● Entries supplied:
↓↓↓
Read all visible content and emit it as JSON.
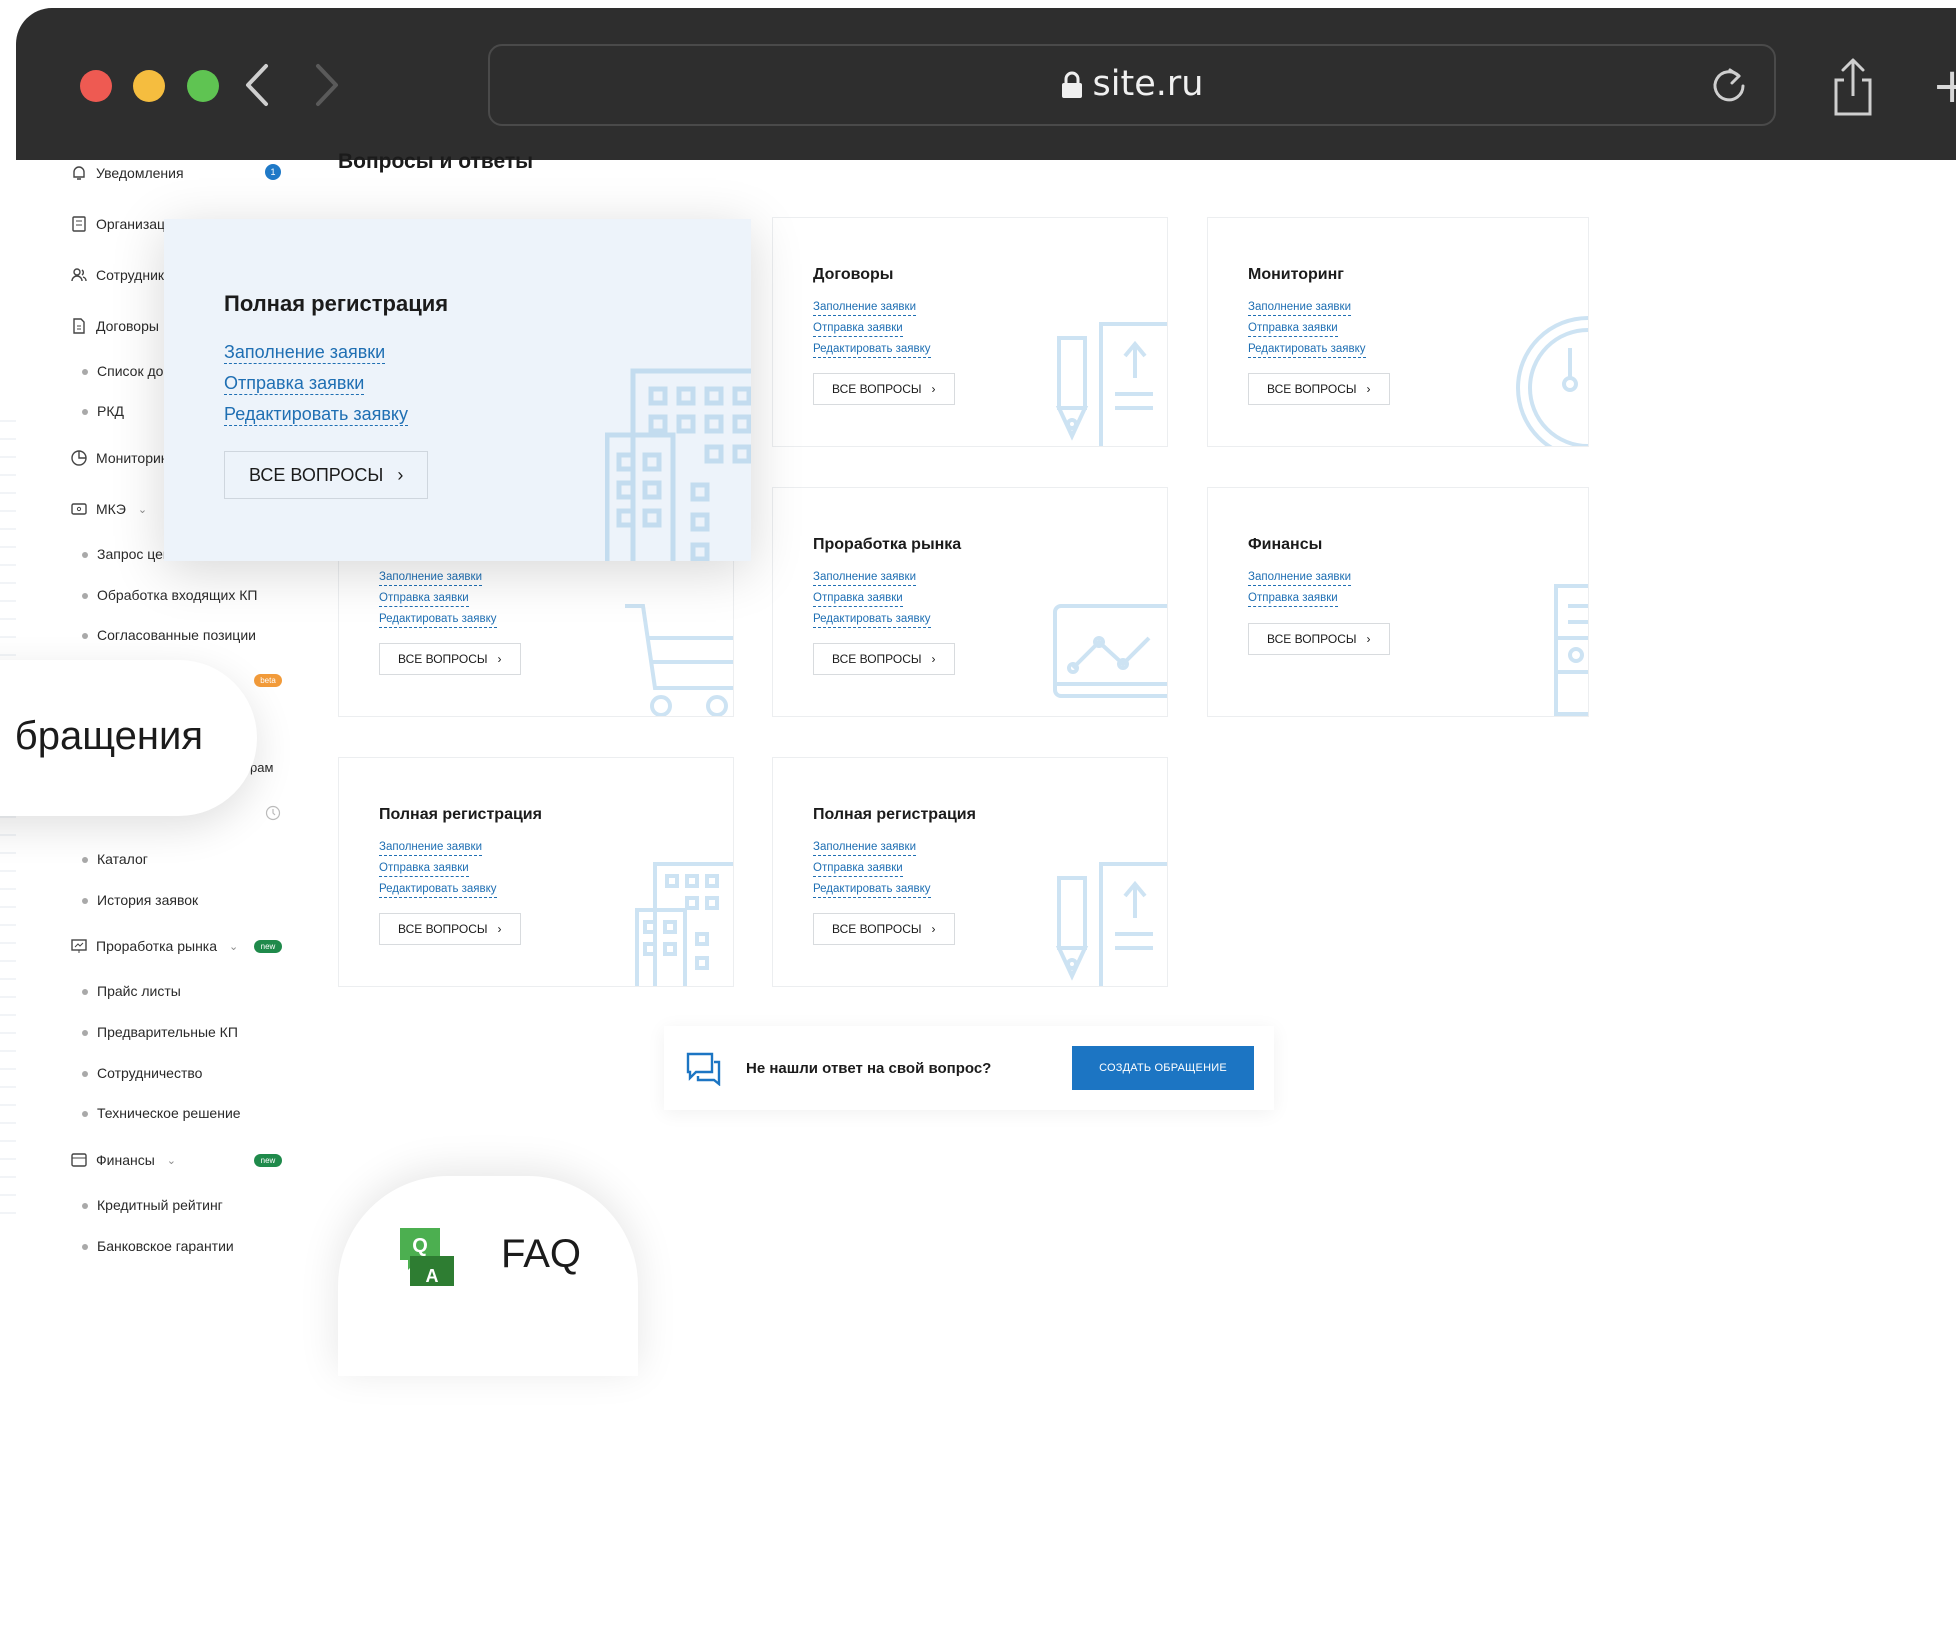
{
  "browser": {
    "url": "site.ru",
    "plus_glyph": "+"
  },
  "sidebar": {
    "notifications": {
      "label": "Уведомления",
      "count": "1"
    },
    "items": [
      {
        "label": "Организация"
      },
      {
        "label": "Сотрудники"
      },
      {
        "label": "Договоры"
      },
      {
        "label": "Мониторинг"
      },
      {
        "label": "МКЭ"
      },
      {
        "label": "Проработка рынка",
        "badge": "new"
      },
      {
        "label": "Финансы",
        "badge": "new"
      }
    ],
    "sub_contracts": [
      "Список дого",
      "РКД"
    ],
    "sub_mke": [
      "Запрос цены",
      "Обработка входящих КП",
      "Согласованные позиции"
    ],
    "beta_badge": "beta",
    "partial_label": "рам",
    "sub_catalog": [
      "Каталог",
      "История заявок"
    ],
    "sub_market": [
      "Прайс листы",
      "Предварительные КП",
      "Сотрудничество",
      "Техническое решение"
    ],
    "sub_finance": [
      "Кредитный рейтинг",
      "Банковское гарантии"
    ]
  },
  "page": {
    "title": "Вопросы и ответы"
  },
  "cards": [
    {
      "title": "Договоры",
      "links": [
        "Заполнение заявки",
        "Отправка заявки",
        "Редактировать заявку"
      ],
      "button": "ВСЕ ВОПРОСЫ"
    },
    {
      "title": "Мониторинг",
      "links": [
        "Заполнение заявки",
        "Отправка заявки",
        "Редактировать заявку"
      ],
      "button": "ВСЕ ВОПРОСЫ"
    },
    {
      "links": [
        "Заполнение заявки",
        "Отправка заявки",
        "Редактировать заявку"
      ],
      "button": "ВСЕ ВОПРОСЫ"
    },
    {
      "title": "Проработка рынка",
      "links": [
        "Заполнение заявки",
        "Отправка заявки",
        "Редактировать заявку"
      ],
      "button": "ВСЕ ВОПРОСЫ"
    },
    {
      "title": "Финансы",
      "links": [
        "Заполнение заявки",
        "Отправка заявки"
      ],
      "button": "ВСЕ ВОПРОСЫ"
    },
    {
      "title": "Полная регистрация",
      "links": [
        "Заполнение заявки",
        "Отправка заявки",
        "Редактировать заявку"
      ],
      "button": "ВСЕ ВОПРОСЫ"
    },
    {
      "title": "Полная регистрация",
      "links": [
        "Заполнение заявки",
        "Отправка заявки",
        "Редактировать заявку"
      ],
      "button": "ВСЕ ВОПРОСЫ"
    }
  ],
  "popup_card": {
    "title": "Полная регистрация",
    "links": [
      "Заполнение заявки",
      "Отправка заявки",
      "Редактировать заявку"
    ],
    "button": "ВСЕ ВОПРОСЫ"
  },
  "help": {
    "question": "Не нашли ответ на свой вопрос?",
    "cta": "СОЗДАТЬ ОБРАЩЕНИЕ"
  },
  "floating": {
    "appeals_label": "бращения",
    "faq_label": "FAQ",
    "faq_q": "Q",
    "faq_a": "A"
  },
  "colors": {
    "accent": "#1c75c3",
    "link": "#1f6fb3",
    "new_badge": "#1f8a4b",
    "beta_badge": "#f29b3a",
    "toolbar": "#2e2e2e"
  }
}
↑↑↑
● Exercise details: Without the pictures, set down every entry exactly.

● Solution:
Read all visible content and emit it as JSON.
{
  "browser": {
    "url": "site.ru",
    "plus_glyph": "+"
  },
  "sidebar": {
    "notifications": {
      "label": "Уведомления",
      "count": "1"
    },
    "items": [
      {
        "label": "Организация"
      },
      {
        "label": "Сотрудники"
      },
      {
        "label": "Договоры"
      },
      {
        "label": "Мониторинг"
      },
      {
        "label": "МКЭ"
      },
      {
        "label": "Проработка рынка",
        "badge": "new"
      },
      {
        "label": "Финансы",
        "badge": "new"
      }
    ],
    "sub_contracts": [
      "Список дого",
      "РКД"
    ],
    "sub_mke": [
      "Запрос цены",
      "Обработка входящих КП",
      "Согласованные позиции"
    ],
    "beta_badge": "beta",
    "partial_label": "рам",
    "sub_catalog": [
      "Каталог",
      "История заявок"
    ],
    "sub_market": [
      "Прайс листы",
      "Предварительные КП",
      "Сотрудничество",
      "Техническое решение"
    ],
    "sub_finance": [
      "Кредитный рейтинг",
      "Банковское гарантии"
    ]
  },
  "page": {
    "title": "Вопросы и ответы"
  },
  "cards": [
    {
      "title": "Договоры",
      "links": [
        "Заполнение заявки",
        "Отправка заявки",
        "Редактировать заявку"
      ],
      "button": "ВСЕ ВОПРОСЫ"
    },
    {
      "title": "Мониторинг",
      "links": [
        "Заполнение заявки",
        "Отправка заявки",
        "Редактировать заявку"
      ],
      "button": "ВСЕ ВОПРОСЫ"
    },
    {
      "links": [
        "Заполнение заявки",
        "Отправка заявки",
        "Редактировать заявку"
      ],
      "button": "ВСЕ ВОПРОСЫ"
    },
    {
      "title": "Проработка рынка",
      "links": [
        "Заполнение заявки",
        "Отправка заявки",
        "Редактировать заявку"
      ],
      "button": "ВСЕ ВОПРОСЫ"
    },
    {
      "title": "Финансы",
      "links": [
        "Заполнение заявки",
        "Отправка заявки"
      ],
      "button": "ВСЕ ВОПРОСЫ"
    },
    {
      "title": "Полная регистрация",
      "links": [
        "Заполнение заявки",
        "Отправка заявки",
        "Редактировать заявку"
      ],
      "button": "ВСЕ ВОПРОСЫ"
    },
    {
      "title": "Полная регистрация",
      "links": [
        "Заполнение заявки",
        "Отправка заявки",
        "Редактировать заявку"
      ],
      "button": "ВСЕ ВОПРОСЫ"
    }
  ],
  "popup_card": {
    "title": "Полная регистрация",
    "links": [
      "Заполнение заявки",
      "Отправка заявки",
      "Редактировать заявку"
    ],
    "button": "ВСЕ ВОПРОСЫ"
  },
  "help": {
    "question": "Не нашли ответ на свой вопрос?",
    "cta": "СОЗДАТЬ ОБРАЩЕНИЕ"
  },
  "floating": {
    "appeals_label": "бращения",
    "faq_label": "FAQ",
    "faq_q": "Q",
    "faq_a": "A"
  },
  "colors": {
    "accent": "#1c75c3",
    "link": "#1f6fb3",
    "new_badge": "#1f8a4b",
    "beta_badge": "#f29b3a",
    "toolbar": "#2e2e2e"
  }
}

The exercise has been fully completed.